Getting There

By Plane -- Unless you're particularly fond of train travel, or on a tight budget that makes time less important than money, flying is the best way to get to Aswan. There are upwards of ten flights a day out of Cairo, and the 1-hour 25-minute flight costs about LE1,375 ($250/£127). The surprisingly pleasant and modern airport is some way outside town. If you haven't arranged a transfer with your hotel beforehand, negotiate the 25km (15-mile) ride with one of the waiting taxis. You may be able to do better, but I would expect to pay upward of LE50 ($9.10/£4.60).

By Train -- The train is the most pleasant way to arrive in Aswan, which is only about 3 hours up the rails from Luxor. From Cairo, the fares are LE94 ($17/£8.70) for first-class seats and LE47 ($8.55/£4.35) for second-class seats. The sleeper is the same price as for Luxor, and departure times are the same as well. Arrival is 3 hours later. As with any train travel in Egypt, take a warm sweater (even in the summer); the air-conditioning is always set to arctic. The train station is at the edge of the souk, and there are several hotels within an easy walk as well as plenty of taxis.

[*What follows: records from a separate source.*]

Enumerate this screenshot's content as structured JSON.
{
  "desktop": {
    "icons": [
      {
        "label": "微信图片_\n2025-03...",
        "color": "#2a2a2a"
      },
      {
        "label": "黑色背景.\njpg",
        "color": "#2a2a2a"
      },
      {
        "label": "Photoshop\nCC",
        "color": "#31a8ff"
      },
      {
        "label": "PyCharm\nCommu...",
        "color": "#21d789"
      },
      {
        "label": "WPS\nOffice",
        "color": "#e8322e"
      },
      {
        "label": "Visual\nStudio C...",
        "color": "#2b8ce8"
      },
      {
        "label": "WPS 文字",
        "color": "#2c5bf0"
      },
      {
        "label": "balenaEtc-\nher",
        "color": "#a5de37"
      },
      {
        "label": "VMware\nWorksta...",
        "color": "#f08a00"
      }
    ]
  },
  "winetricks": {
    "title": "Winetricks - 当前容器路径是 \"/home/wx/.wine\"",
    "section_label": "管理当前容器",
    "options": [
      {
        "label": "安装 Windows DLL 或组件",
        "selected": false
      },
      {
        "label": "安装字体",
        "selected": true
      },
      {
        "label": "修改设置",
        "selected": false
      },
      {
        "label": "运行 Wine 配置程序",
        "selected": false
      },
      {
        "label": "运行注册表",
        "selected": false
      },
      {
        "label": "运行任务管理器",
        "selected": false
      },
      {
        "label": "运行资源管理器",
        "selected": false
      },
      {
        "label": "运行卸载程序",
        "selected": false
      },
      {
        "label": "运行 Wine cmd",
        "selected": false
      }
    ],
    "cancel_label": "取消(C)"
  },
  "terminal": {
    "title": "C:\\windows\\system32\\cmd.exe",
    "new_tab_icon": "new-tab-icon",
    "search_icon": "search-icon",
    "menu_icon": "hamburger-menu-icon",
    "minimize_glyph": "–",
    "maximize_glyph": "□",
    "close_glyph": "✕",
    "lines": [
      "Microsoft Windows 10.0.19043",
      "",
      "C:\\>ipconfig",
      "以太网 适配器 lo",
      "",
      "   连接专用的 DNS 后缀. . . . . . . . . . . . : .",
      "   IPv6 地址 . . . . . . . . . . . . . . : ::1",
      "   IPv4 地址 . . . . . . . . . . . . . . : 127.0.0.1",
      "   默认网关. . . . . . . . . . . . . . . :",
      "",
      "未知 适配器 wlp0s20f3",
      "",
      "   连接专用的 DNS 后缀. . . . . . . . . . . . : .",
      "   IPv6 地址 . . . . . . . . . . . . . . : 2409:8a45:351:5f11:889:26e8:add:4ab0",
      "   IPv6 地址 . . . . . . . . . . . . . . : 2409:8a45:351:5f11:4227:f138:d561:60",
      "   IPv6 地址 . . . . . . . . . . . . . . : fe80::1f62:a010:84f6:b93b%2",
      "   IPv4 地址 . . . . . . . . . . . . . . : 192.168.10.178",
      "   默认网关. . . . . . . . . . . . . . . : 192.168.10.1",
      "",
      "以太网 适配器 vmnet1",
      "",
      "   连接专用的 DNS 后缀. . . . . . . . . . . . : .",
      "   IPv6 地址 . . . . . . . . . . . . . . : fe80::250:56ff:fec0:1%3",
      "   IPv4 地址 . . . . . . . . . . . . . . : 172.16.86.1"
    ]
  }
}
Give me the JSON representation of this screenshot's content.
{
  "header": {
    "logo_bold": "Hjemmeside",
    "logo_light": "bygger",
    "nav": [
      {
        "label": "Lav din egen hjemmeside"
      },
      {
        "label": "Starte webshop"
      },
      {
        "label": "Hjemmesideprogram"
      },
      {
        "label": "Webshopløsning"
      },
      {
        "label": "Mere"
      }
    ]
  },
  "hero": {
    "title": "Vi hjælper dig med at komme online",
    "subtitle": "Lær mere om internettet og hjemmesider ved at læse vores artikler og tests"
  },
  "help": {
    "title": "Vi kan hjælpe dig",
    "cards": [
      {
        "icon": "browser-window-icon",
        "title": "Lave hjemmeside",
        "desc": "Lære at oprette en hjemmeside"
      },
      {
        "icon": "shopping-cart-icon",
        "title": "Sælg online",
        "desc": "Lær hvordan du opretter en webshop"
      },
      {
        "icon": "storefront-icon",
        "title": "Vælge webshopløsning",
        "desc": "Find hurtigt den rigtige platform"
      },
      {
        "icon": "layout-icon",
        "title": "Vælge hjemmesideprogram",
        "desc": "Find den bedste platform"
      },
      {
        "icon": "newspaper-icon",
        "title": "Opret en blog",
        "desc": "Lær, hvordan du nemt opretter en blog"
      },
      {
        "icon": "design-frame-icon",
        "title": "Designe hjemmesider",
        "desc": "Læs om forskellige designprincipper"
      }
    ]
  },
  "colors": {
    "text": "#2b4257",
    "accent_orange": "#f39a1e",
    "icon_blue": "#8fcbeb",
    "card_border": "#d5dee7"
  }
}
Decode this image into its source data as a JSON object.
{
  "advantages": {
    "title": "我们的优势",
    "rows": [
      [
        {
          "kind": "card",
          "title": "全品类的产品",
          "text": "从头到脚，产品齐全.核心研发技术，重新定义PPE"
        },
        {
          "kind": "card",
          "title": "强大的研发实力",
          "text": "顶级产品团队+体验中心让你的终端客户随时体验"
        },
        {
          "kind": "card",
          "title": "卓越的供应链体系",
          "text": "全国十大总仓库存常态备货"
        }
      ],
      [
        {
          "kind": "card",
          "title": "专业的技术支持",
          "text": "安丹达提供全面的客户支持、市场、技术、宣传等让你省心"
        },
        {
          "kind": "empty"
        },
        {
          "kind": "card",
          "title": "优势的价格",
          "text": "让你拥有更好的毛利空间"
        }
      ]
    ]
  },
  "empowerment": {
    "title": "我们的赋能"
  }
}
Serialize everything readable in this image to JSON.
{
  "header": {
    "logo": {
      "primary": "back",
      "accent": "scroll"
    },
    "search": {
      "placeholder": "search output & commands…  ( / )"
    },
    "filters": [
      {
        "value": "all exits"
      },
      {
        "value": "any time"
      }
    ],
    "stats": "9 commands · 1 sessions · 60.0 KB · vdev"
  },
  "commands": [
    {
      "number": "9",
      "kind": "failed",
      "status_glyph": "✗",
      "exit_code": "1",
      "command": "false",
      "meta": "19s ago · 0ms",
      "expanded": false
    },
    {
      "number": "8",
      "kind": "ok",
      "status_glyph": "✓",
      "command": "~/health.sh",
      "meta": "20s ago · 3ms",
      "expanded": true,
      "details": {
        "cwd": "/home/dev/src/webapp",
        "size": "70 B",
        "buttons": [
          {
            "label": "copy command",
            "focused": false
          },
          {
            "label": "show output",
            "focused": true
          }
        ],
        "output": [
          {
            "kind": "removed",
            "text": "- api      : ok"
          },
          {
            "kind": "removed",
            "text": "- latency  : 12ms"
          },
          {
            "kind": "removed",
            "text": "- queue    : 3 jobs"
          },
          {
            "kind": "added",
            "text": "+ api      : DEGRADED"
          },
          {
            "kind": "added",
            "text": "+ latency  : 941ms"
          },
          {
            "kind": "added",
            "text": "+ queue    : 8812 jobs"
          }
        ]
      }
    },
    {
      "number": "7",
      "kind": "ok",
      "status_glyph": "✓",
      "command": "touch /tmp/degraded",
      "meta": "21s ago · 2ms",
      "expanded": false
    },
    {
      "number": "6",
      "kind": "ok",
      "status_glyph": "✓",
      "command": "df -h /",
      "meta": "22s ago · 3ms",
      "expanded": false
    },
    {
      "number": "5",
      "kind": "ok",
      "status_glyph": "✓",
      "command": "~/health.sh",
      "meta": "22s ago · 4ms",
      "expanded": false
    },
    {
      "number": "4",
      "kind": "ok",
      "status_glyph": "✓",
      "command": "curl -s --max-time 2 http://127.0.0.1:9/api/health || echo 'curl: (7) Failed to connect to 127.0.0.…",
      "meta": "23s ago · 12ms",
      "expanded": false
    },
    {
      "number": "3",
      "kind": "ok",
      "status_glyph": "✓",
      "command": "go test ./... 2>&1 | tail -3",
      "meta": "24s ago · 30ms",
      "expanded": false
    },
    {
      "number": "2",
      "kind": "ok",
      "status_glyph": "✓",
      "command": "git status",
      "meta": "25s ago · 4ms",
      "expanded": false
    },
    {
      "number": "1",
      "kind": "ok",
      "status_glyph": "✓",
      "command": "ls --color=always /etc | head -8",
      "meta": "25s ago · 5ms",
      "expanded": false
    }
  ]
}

By Boat -- Aswan is the southern terminal for the numerous cruise boats that shuttle between here and Luxor. The cruise from Luxor can be done in as little as 3 days, and usually includes enough discretionary time in Aswan to fit in a visit to Abu Simbel by air if you want.

By Bus -- The bus station is around 4km (2 1/2 miles) from the middle of town. There are plenty of taxis around the station to negotiate your trip into town, which should cost you about LE20 ($3.60/£1.85).

Getting Around

By Taxi -- Aswan is stuffed with taxis, usually old Peugeot station wagons that can be guaranteed to wallow gently over the creased and pitted tarmac. Prices are on a par with Luxor, which is to say higher than Cairo, but drivers are a lot more mellow when it comes to negotiation. Expect to pay LE10 to LE20 ($1.80-$3.60/95p-£1.85) for longer distances within town and LE5 (90¢/45p) for shorter distances.

By Bike -- Biking is a great away to get around Aswan. There are rental places scattered about -- look for clusters of bikes near a kiosk -- but around the train station, heading up Souk Street toward downtown, is a good place to start. Expect to pay LE10 to LE30 ($1.80-$5.45/95p-£2.75) per day for the use of a rattling, squeaking single-speed with bad brakes.

By Foot -- If the weather is reasonably cool, Aswan is eminently walkable.


Aswan is pretty simple to get around. There are just three main streets, and they run parallel to the Nile on its eastern bank. Corniche el Nil, as the name suggests, runs along the water. Abtal al Tahrir Street, a mixed shopping and residential street, is the first street inland, and then there's Souk Street, which is where the shopping is. The famous Old Cataract Hotel could be considered the southern end of the town, while the train station is almost at its northern end.

A number of sites on the West Bank of the Nile across from the town are worth visiting, including the Valley of the Nobles, Deir St. Simeon, and the mausoleum of Aga Khan. Getting across to the sites by boat is somewhere between one-third and half the fun.

Around 5km (3 1/2 miles) south of the city lies the original Aswan Dam, now more than 100 years old, and another 7km (4 1/2 miles) south is the famous High Dam, built in the late 1960s with a combination of Soviet money and expertise and Egyptian muscle. Between the two dams lies the little island of Agilkia, site of the transplanted temples of Philae. Almost 300km (186 miles) farther south lies the famous Temple of Ramses II, lifted out of the Nile Valley and repositioned at Abu Simbel on the edge of Lake Nasser.

The tourist information office (tel. 097/2312811) is immediately to your right as you emerge from the train station, or, if you prefer, directly ahead of you as you come out of Souk Street heading north into Midan Mahatta (Station Square). The affable and helpful manager, Hakeem Hussein, is a font of information about hotels and transport and speaks excellent English. The office is open daily 8:30am to 2pm and 6 to 8pm; Fridays it opens midmorning.

Note: This information was accurate when it was published, but can change without notice. Please be sure to confirm all rates and details directly with the companies in question before planning your trip.